There were the big events for the year, including the United States as Partner Country at Hannover Messe in April and the 2016 International Manufacturing Technology Show in Chicago in September. There's also the matter of the U.S. presidential elections in November, which promise to shape policy in manufacturing for years to come.

But the year started with global economic turmoil, as a slowdown in Chinese manufacturing triggered a worldwide stock hiccup that sent values plummeting. The continued plunge in world oil prices has resulted in a slowdown in exploration and, by extension, the manufacture of exploration equipment.

Read more: 2015 Salary Survey

Maintenance and reliability tips and best practices from the maintenance and reliability coaches at Allied Reliability Group.
The One Voice for Manufacturing blog reports on federal public policy issues impacting the manufacturing sector. One Voice is a joint effort by the National Tooling and Machining...
The Society for Maintenance and Reliability Professionals an organization devoted...
Join this ongoing discussion of machine guarding topics, including solutions assessments, regulatory compliance, gap analysis...
IMS Research, recently acquired by IHS Inc., is a leading independent supplier of market research and consultancy to the global electronics industry.
Maintenance is not optional in manufacturing. It’s a profit center, driving productivity and uptime while reducing overall repair costs.
The Lachance on CMMS blog is about current maintenance topics.

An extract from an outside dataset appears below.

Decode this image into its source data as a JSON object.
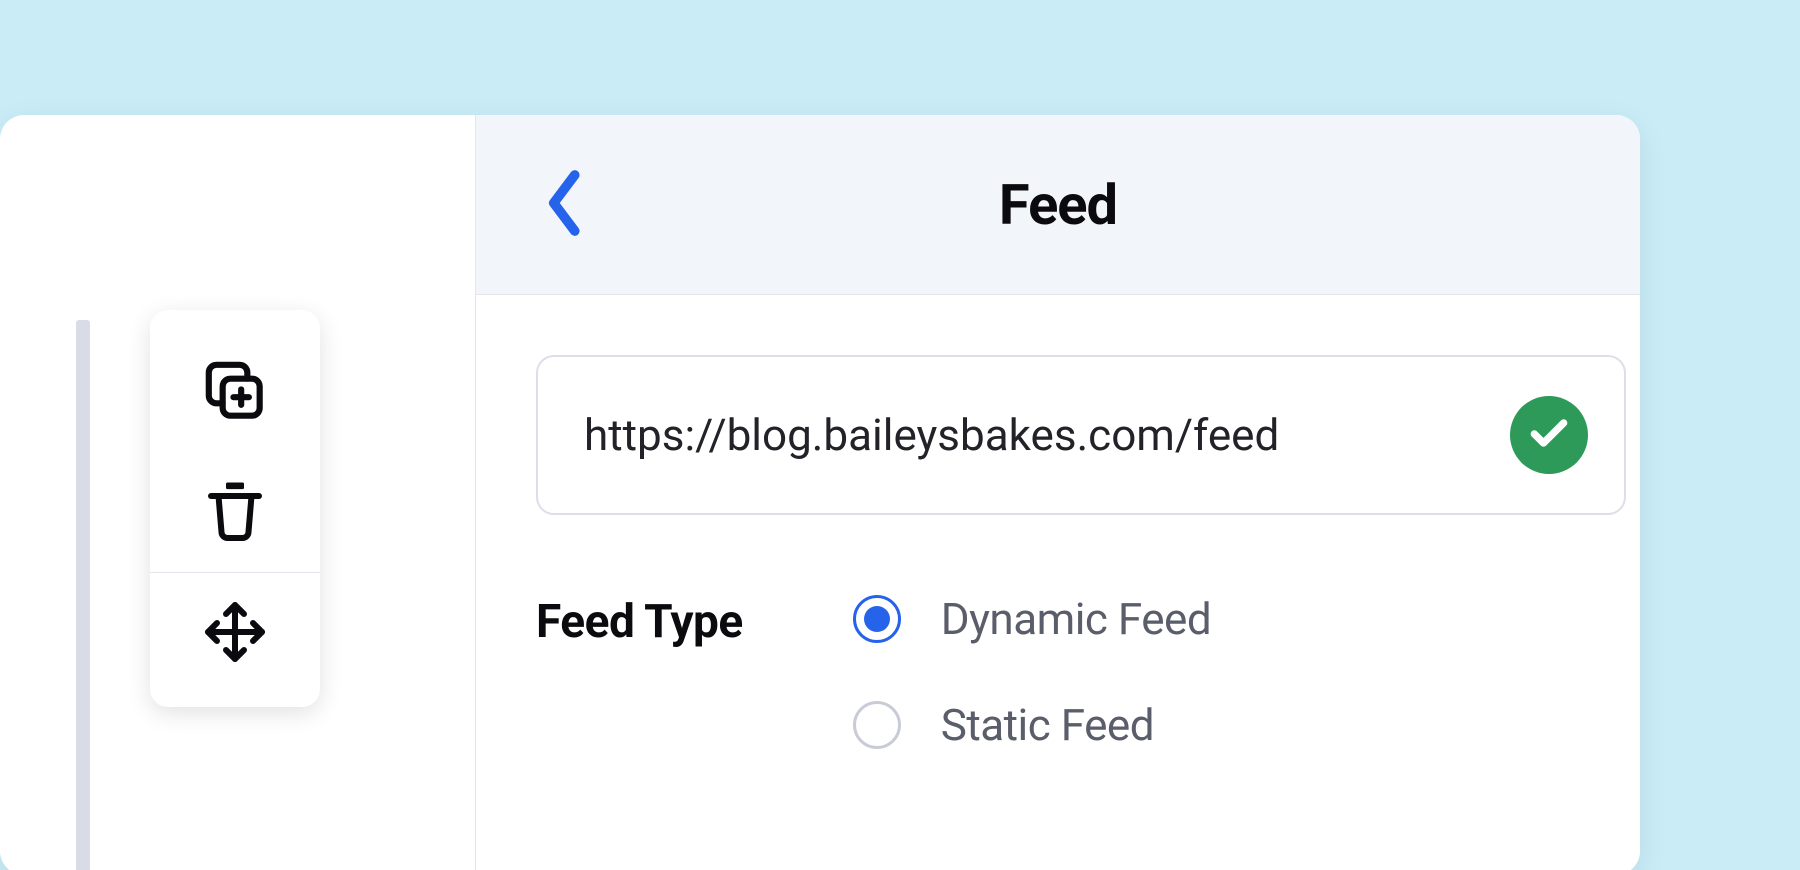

Blogger Paul Lachance is president and chief technology officer for Smartware Group.
The maintenance journey has been a long, slow trek for most manufacturers and has gone from preventive maintenance to predictive maintenance.
This digital report explains how plant engineers and subject matter experts (SME) need support for time series data and its many challenges.
This digital report will explore several aspects of how IIoT will transform manufacturing in the coming years.
Maintenance Manager; California Oils Corp.
Associate, Electrical Engineering; Wood Harbinger
Control Systems Engineer; Robert Bosch Corp.
This course focuses on climate analysis, appropriateness of cooling system selection, and combining cooling systems.
This course will help identify and reveal electrical hazards and identify the solutions to implementing and maintaining a safe work environment.
This course explains how maintaining power and communication systems through emergency power-generation systems is critical.
click me